**WHAT THE EXERCISE ASKS:**
Go through the records below and copy out every line holding "pattern".

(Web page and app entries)
========

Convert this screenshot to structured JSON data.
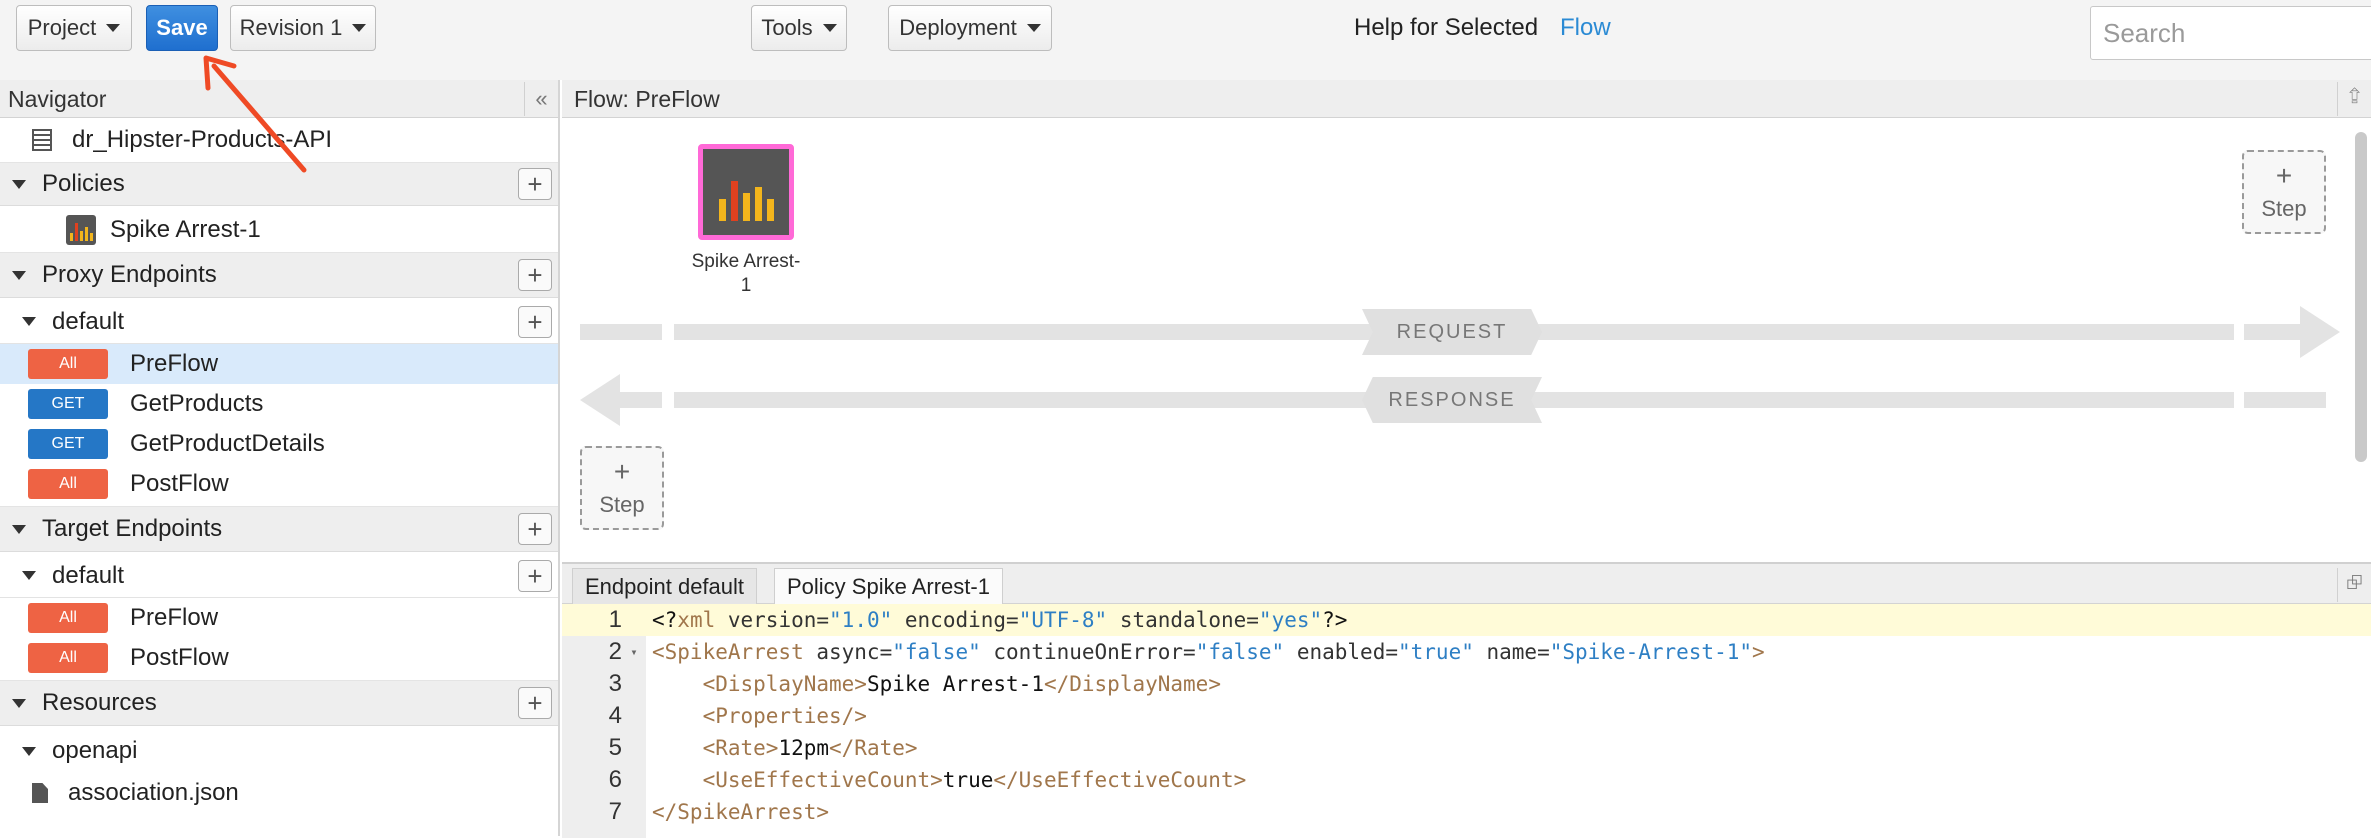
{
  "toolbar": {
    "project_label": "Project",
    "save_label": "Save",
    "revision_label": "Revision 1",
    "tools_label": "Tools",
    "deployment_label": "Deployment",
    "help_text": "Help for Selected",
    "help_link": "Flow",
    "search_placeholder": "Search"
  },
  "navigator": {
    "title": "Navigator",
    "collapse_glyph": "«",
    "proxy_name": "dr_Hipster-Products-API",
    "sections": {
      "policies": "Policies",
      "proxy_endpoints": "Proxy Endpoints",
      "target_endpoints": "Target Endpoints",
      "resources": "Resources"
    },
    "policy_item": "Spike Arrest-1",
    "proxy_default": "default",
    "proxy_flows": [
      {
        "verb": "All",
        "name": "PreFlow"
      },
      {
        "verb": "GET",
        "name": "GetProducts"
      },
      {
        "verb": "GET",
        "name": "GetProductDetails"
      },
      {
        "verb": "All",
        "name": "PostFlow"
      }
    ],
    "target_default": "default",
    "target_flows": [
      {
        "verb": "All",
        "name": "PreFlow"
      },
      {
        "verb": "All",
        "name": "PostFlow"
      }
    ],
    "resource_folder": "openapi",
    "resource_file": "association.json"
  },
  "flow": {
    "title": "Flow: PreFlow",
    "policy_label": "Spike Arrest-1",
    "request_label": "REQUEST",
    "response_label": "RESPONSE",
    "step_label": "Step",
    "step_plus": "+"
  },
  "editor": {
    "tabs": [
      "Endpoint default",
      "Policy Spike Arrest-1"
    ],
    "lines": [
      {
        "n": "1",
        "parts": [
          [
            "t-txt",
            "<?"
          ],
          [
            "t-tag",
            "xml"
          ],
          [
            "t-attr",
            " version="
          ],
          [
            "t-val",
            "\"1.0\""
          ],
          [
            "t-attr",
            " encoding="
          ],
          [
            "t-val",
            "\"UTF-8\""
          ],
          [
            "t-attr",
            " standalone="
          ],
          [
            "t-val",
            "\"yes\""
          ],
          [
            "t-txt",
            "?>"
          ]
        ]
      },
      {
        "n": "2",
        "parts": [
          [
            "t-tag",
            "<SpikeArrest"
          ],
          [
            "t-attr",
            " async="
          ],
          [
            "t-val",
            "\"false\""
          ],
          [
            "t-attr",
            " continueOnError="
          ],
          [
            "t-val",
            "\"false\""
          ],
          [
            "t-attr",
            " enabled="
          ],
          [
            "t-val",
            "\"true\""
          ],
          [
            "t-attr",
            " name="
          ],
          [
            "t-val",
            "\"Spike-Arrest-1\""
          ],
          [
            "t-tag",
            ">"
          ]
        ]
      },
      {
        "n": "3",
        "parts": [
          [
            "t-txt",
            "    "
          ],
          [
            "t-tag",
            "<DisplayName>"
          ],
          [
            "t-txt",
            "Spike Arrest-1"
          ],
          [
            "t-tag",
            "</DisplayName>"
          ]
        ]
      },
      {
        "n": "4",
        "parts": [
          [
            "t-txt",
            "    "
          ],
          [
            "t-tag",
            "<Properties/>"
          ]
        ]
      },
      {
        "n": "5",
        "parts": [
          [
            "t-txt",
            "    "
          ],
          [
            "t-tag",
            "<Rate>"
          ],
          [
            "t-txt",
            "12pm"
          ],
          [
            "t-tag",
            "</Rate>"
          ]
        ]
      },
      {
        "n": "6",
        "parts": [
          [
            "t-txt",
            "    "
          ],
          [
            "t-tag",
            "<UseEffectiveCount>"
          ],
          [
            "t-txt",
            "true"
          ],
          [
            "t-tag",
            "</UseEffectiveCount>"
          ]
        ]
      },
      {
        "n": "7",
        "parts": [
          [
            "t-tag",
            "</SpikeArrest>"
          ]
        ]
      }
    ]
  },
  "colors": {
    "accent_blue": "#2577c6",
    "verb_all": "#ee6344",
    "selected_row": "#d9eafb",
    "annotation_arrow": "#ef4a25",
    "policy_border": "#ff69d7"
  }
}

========

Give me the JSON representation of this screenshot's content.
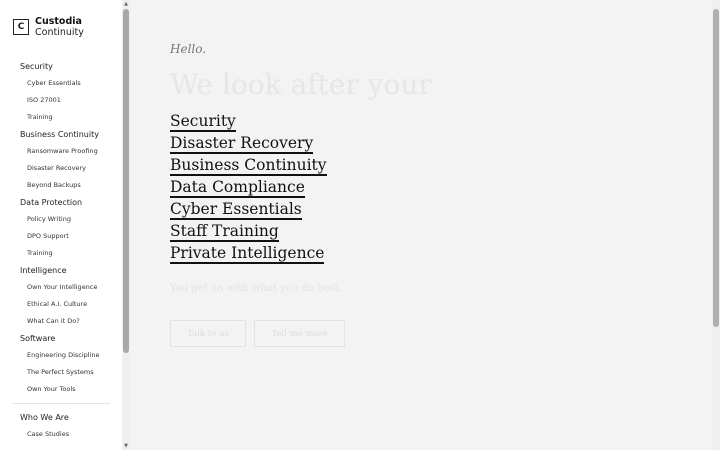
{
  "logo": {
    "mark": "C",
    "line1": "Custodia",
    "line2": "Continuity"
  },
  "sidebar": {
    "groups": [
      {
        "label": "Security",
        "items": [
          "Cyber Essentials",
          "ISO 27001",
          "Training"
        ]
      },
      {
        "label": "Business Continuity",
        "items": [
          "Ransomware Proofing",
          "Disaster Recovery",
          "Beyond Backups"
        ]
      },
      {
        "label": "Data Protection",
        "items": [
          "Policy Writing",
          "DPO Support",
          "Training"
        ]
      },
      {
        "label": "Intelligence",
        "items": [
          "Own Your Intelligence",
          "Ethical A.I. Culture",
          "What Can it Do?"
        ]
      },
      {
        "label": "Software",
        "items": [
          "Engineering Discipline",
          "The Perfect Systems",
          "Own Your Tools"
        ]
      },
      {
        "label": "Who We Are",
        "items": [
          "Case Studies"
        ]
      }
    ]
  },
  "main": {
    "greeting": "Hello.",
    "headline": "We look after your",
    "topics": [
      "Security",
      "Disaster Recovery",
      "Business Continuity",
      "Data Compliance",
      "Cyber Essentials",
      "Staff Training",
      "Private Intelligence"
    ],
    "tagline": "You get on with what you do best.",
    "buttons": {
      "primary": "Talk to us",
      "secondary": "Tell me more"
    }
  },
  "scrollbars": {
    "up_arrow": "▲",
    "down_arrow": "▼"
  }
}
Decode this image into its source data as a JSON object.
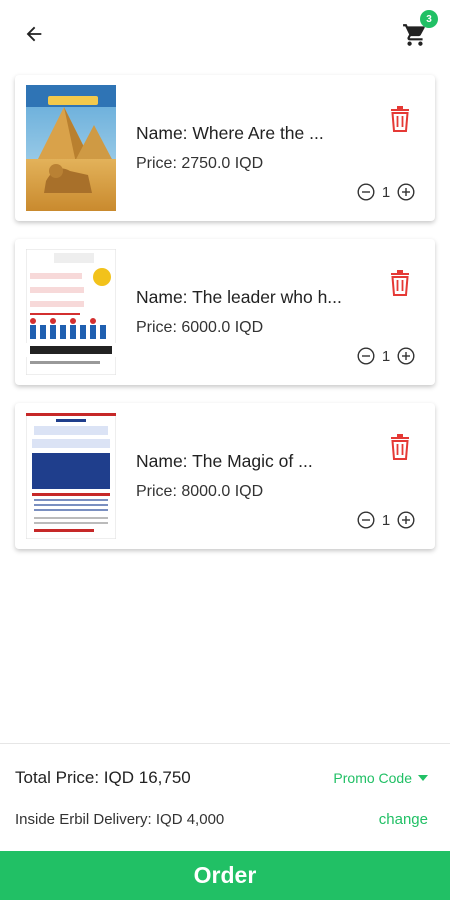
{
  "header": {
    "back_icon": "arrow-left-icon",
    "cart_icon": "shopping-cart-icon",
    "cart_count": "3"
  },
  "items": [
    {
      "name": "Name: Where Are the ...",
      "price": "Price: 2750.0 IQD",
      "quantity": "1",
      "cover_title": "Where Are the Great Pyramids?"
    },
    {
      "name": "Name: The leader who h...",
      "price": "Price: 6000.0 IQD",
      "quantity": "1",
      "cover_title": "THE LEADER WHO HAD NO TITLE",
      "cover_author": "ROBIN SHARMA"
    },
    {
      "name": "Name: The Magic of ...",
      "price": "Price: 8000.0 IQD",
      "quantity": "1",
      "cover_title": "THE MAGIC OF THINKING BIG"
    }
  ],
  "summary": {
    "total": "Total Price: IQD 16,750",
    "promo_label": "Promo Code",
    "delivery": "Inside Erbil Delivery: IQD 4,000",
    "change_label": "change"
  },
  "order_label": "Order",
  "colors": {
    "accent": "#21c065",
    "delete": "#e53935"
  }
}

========

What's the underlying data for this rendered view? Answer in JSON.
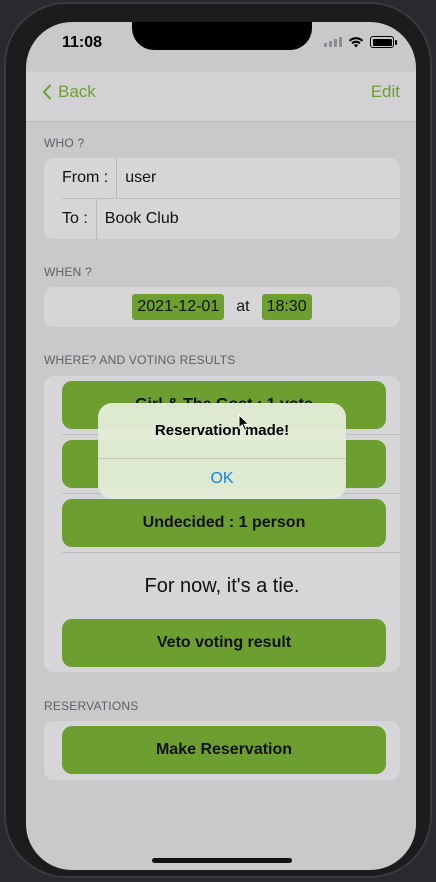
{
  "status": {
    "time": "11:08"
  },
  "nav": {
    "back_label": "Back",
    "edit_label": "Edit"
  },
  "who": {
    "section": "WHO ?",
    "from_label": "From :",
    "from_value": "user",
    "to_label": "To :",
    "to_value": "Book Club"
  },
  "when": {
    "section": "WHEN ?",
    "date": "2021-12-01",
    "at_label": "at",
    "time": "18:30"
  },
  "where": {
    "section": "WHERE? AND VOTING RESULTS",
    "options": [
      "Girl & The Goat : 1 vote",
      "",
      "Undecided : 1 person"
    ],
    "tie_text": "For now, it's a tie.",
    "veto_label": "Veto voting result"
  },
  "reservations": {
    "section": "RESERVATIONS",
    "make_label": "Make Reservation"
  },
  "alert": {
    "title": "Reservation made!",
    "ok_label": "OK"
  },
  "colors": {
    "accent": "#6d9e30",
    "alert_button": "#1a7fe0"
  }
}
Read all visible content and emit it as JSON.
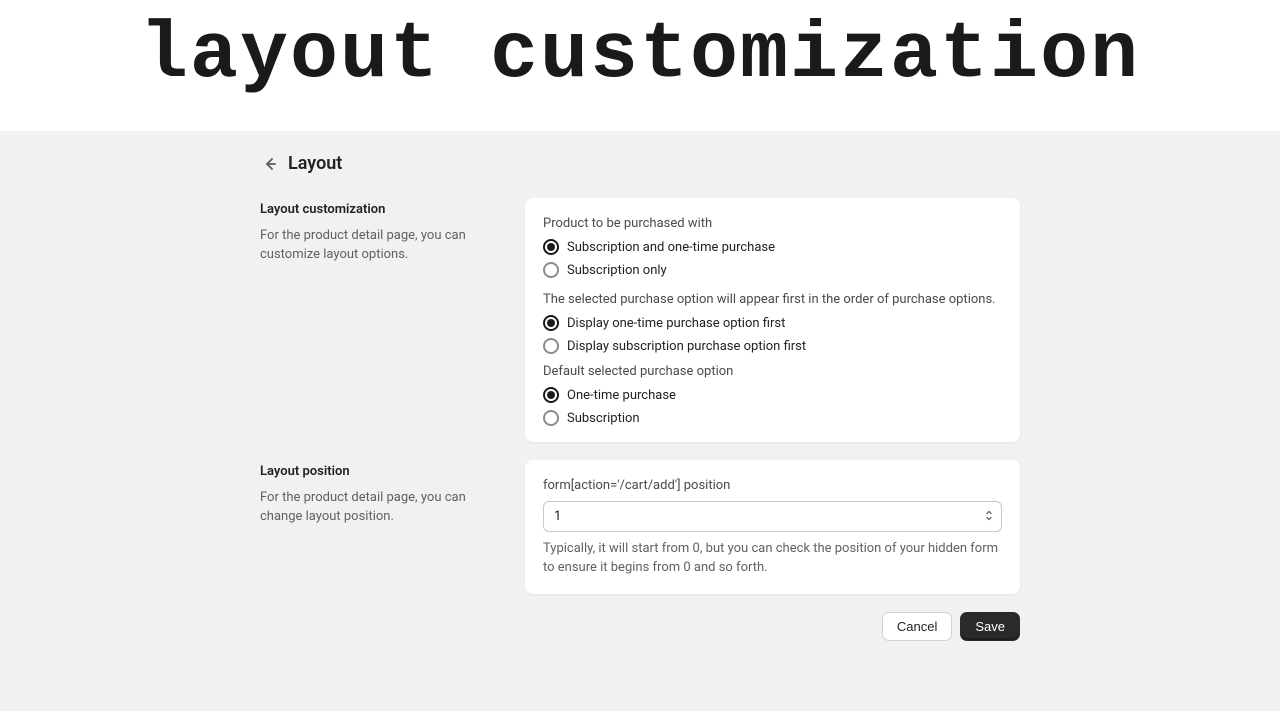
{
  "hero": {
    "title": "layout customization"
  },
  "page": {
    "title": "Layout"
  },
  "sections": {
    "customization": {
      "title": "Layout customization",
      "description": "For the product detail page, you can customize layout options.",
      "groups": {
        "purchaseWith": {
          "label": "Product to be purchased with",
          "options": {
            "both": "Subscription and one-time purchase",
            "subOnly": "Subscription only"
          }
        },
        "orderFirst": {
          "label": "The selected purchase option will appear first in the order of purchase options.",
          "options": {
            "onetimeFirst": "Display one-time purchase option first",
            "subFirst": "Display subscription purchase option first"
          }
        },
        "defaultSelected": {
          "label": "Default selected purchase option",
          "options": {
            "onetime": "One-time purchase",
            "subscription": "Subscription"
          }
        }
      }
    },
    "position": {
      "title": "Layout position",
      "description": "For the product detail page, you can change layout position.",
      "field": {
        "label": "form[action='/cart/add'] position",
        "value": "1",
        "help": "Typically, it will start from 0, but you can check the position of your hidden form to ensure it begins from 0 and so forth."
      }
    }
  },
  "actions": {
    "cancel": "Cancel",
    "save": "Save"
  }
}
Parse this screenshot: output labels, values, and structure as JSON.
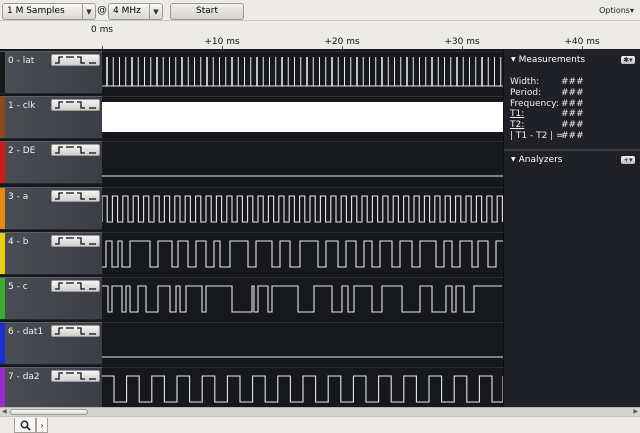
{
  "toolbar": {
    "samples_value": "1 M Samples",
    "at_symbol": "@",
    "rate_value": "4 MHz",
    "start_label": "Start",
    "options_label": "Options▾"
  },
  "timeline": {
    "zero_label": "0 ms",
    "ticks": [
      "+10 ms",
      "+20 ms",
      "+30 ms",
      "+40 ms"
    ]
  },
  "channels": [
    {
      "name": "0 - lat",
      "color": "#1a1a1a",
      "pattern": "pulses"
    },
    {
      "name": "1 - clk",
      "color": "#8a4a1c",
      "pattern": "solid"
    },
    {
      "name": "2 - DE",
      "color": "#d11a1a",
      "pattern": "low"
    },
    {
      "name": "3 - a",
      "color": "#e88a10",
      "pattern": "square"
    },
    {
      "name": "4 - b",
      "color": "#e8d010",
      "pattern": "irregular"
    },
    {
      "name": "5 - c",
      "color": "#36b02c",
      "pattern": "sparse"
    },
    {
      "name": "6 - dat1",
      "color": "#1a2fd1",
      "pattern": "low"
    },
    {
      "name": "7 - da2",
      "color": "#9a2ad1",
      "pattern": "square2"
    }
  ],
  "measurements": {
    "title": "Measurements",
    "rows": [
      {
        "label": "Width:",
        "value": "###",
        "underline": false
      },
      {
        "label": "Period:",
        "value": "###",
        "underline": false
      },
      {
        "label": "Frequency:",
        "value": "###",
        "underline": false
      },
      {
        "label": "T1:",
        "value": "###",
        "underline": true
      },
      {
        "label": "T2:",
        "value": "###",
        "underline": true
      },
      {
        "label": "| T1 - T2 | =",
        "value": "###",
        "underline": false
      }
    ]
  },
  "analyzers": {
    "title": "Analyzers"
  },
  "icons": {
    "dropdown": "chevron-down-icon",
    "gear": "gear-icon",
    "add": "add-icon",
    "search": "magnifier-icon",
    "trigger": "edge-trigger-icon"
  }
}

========

**EXERCISE ANSWER:**
      "pattern": "pulses"
      "pattern": "solid"
      "pattern": "low"
      "pattern": "square"
      "pattern": "irregular"
      "pattern": "sparse"
      "pattern": "low"
      "pattern": "square2"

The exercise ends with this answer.